Dave Bittner: [00:17:27] So what is the truth about dark web pricing? What's the take home from it?

Emily Wilson: [00:17:31] The truth about dark web pricing is we don't have a good sense of it yet. And that's a problem, right? The white paper - in it, we propose that we need to develop a shared taxonomy to begin to look at these things more consistently, right? If you have 30 descriptions of a credit card across a bunch of different reports, how many of those are actually different from one another? There aren't going to be 30 different categories of credit cards for us to look at that are being sold on the dark web. There might be six, you know. How many variables matter? We know that freshness and validity drive dark web pricing. That makes sense. Something that's newer that you can cash out more easily, those are important.

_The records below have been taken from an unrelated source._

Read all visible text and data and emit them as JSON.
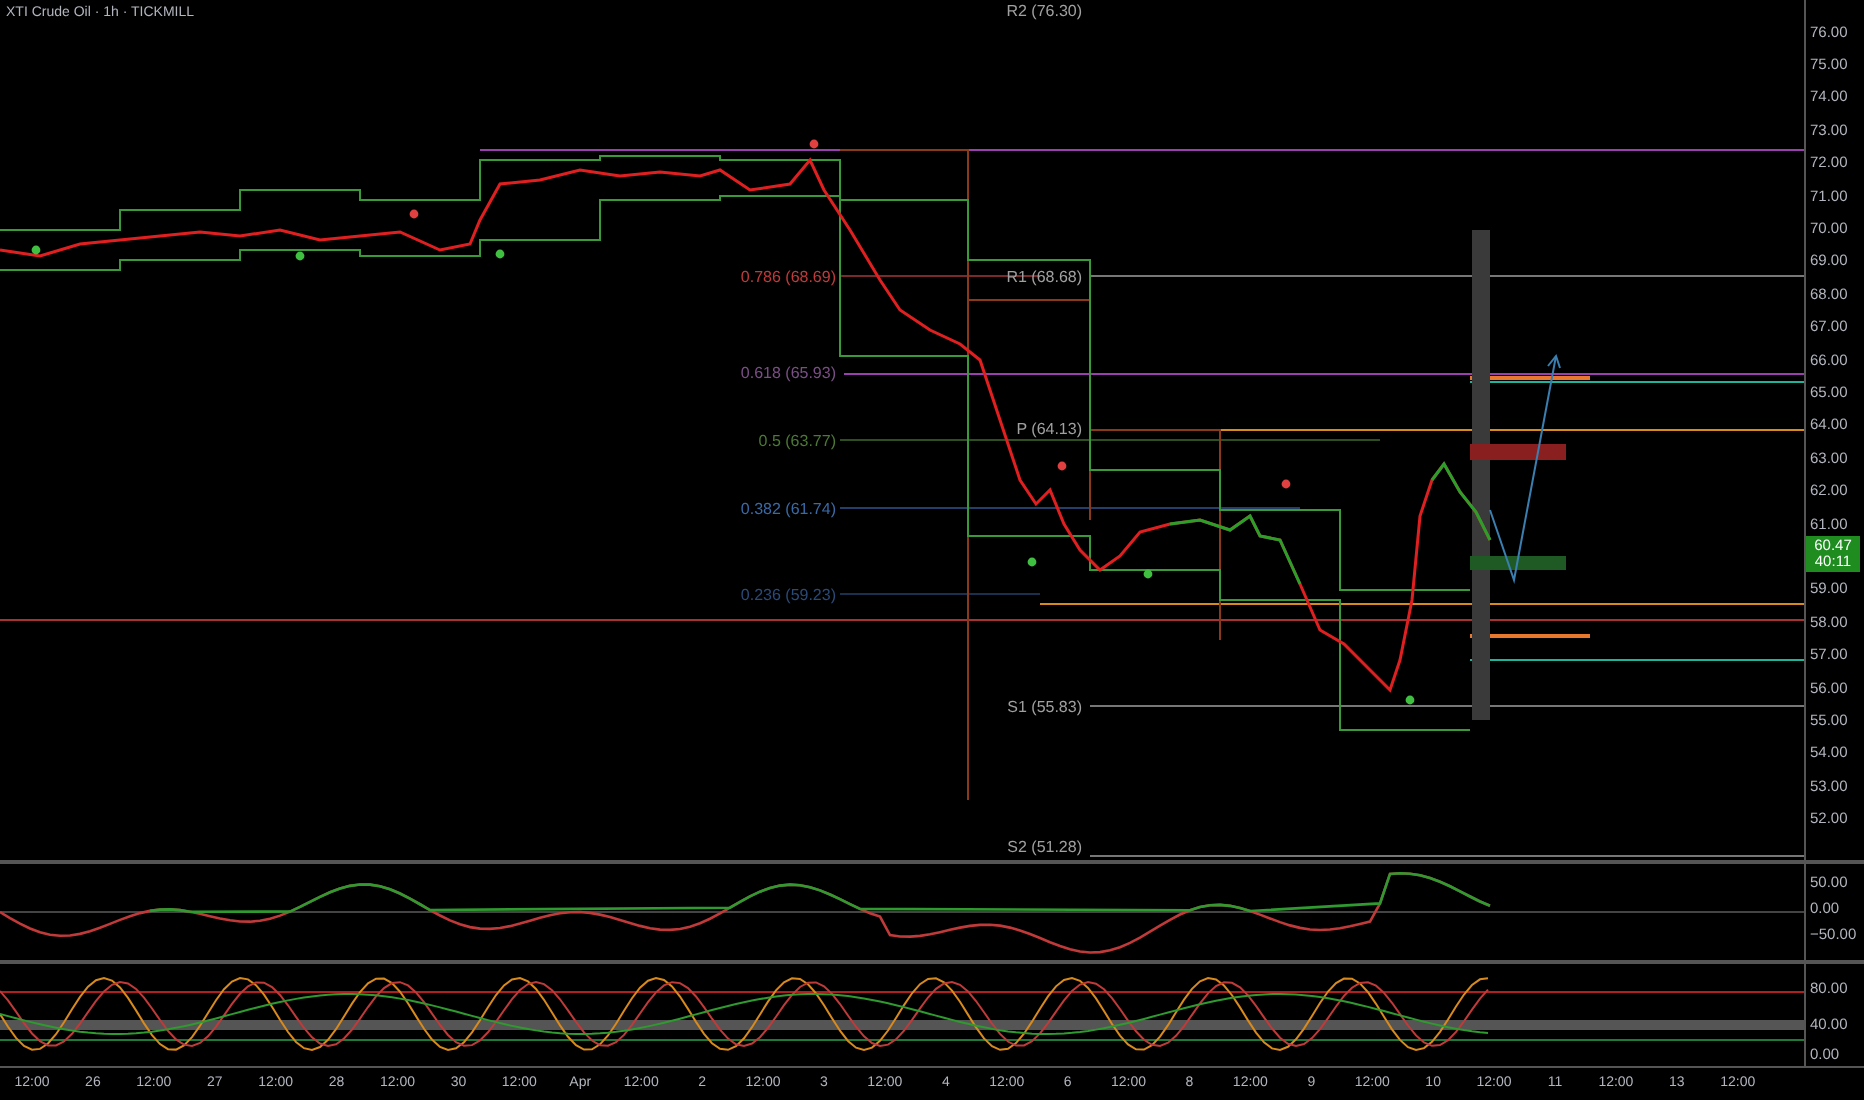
{
  "chart": {
    "title": "XTI Crude Oil · 1h · TICKMILL",
    "level_labels": [
      {
        "text": "R2 (76.30)",
        "kind": "pivot"
      },
      {
        "text": "0.786 (68.69)",
        "kind": "fib",
        "color": "#c03a3a"
      },
      {
        "text": "R1 (68.68)",
        "kind": "pivot"
      },
      {
        "text": "0.618 (65.93)",
        "kind": "fib",
        "color": "#7a4f86"
      },
      {
        "text": "P (64.13)",
        "kind": "pivot"
      },
      {
        "text": "0.5 (63.77)",
        "kind": "fib",
        "color": "#4c7a36"
      },
      {
        "text": "0.382 (61.74)",
        "kind": "fib",
        "color": "#3a6aa6"
      },
      {
        "text": "0.236 (59.23)",
        "kind": "fib",
        "color": "#2a4a78"
      },
      {
        "text": "S1 (55.83)",
        "kind": "pivot"
      },
      {
        "text": "S2 (51.28)",
        "kind": "pivot"
      }
    ],
    "price_axis": {
      "labels": [
        "76.00",
        "75.00",
        "74.00",
        "73.00",
        "72.00",
        "71.00",
        "70.00",
        "69.00",
        "68.00",
        "67.00",
        "66.00",
        "65.00",
        "64.00",
        "63.00",
        "62.00",
        "61.00",
        "59.00",
        "58.00",
        "57.00",
        "56.00",
        "55.00",
        "54.00",
        "53.00",
        "52.00"
      ]
    },
    "last_price": {
      "price": "60.47",
      "countdown": "40:11"
    }
  },
  "oscillator": {
    "axis_labels": [
      "50.00",
      "0.00",
      "−50.00"
    ]
  },
  "stochastic": {
    "axis_labels": [
      "80.00",
      "40.00",
      "0.00"
    ]
  },
  "time_axis": {
    "labels": [
      "12:00",
      "26",
      "12:00",
      "27",
      "12:00",
      "28",
      "12:00",
      "30",
      "12:00",
      "Apr",
      "12:00",
      "2",
      "12:00",
      "3",
      "12:00",
      "4",
      "12:00",
      "6",
      "12:00",
      "8",
      "12:00",
      "9",
      "12:00",
      "10",
      "12:00",
      "11",
      "12:00",
      "13",
      "12:00"
    ]
  }
}
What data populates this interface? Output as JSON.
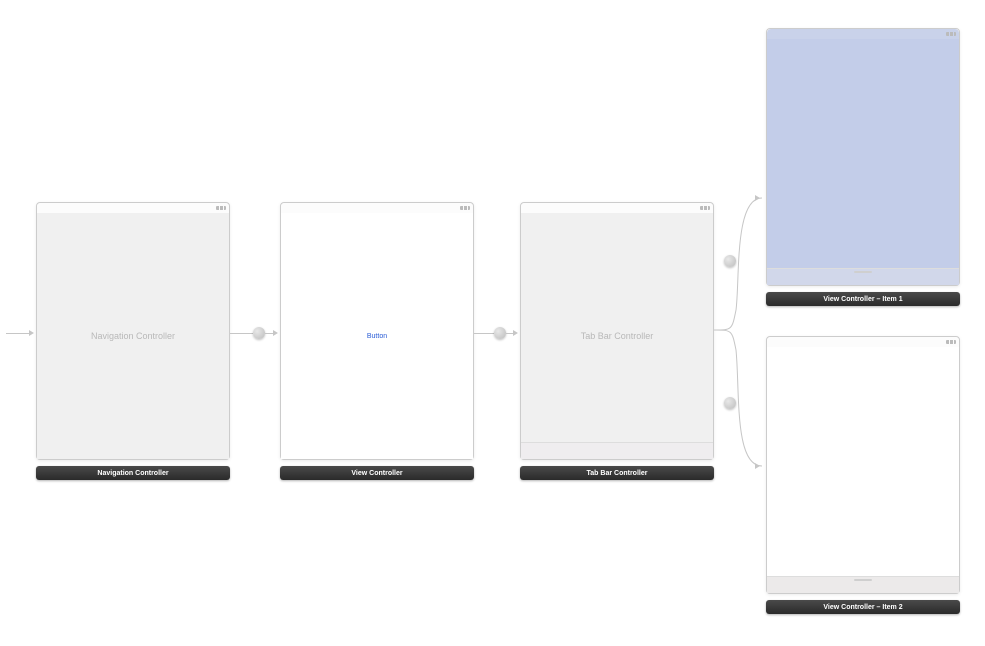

Emily Wilson: [00:18:08] But what about the difference in pricing between a business credit card versus a platinum credit card, right? How do we think about the valuation between prepaid cards and gift cards? How do we measure price fluctuations throughout the year? You know, when is it that the W-2s start to come on the market, and how long after tax season are they still available? You know, we're not, as an industry, gathering enough data. We're not looking at this in a consistent enough way that we can actually tell those stories yet. It's a difficult problem. Collecting on the dark web is hard. It changes very quickly. There's a lot of nuance. It's going to take a full industry lift to actually look at this, and that's what we're proposing.

Dave Bittner: [00:18:48] All right. Well, the white paper is titled "The Truth About Dark Web Pricing." It's over on the Terbium Labs website. Emily Wilson, thanks for joining us.

Dave Bittner: [00:19:00] And that's the CyberWire. Thanks to all of our sponsors for making the CyberWire possible, especially to our sustaining sponsor, Cylance. To find out how Cylance can help protect you using artificial intelligence, visit And Cylance is not just a sponsor, we actually use their products to help protect our systems here at the CyberWire.

Dave Bittner: [00:19:20] And thanks to our supporting sponsor, VMware, creators of Workspace ONE Intelligence. Learn more at

Dave Bittner: [00:19:28] The CyberWire podcast is proudly produced in Maryland out of the startup studios of DataTribe, where they're co-building the next generation of cybersecurity teams and technology. Our CyberWire editor is John Petrik; social media editor, Jennifer Eiben; technical editor, Chris Russell; executive editor, Peter Kilpe. And I'm Dave Bittner. Thanks for listening.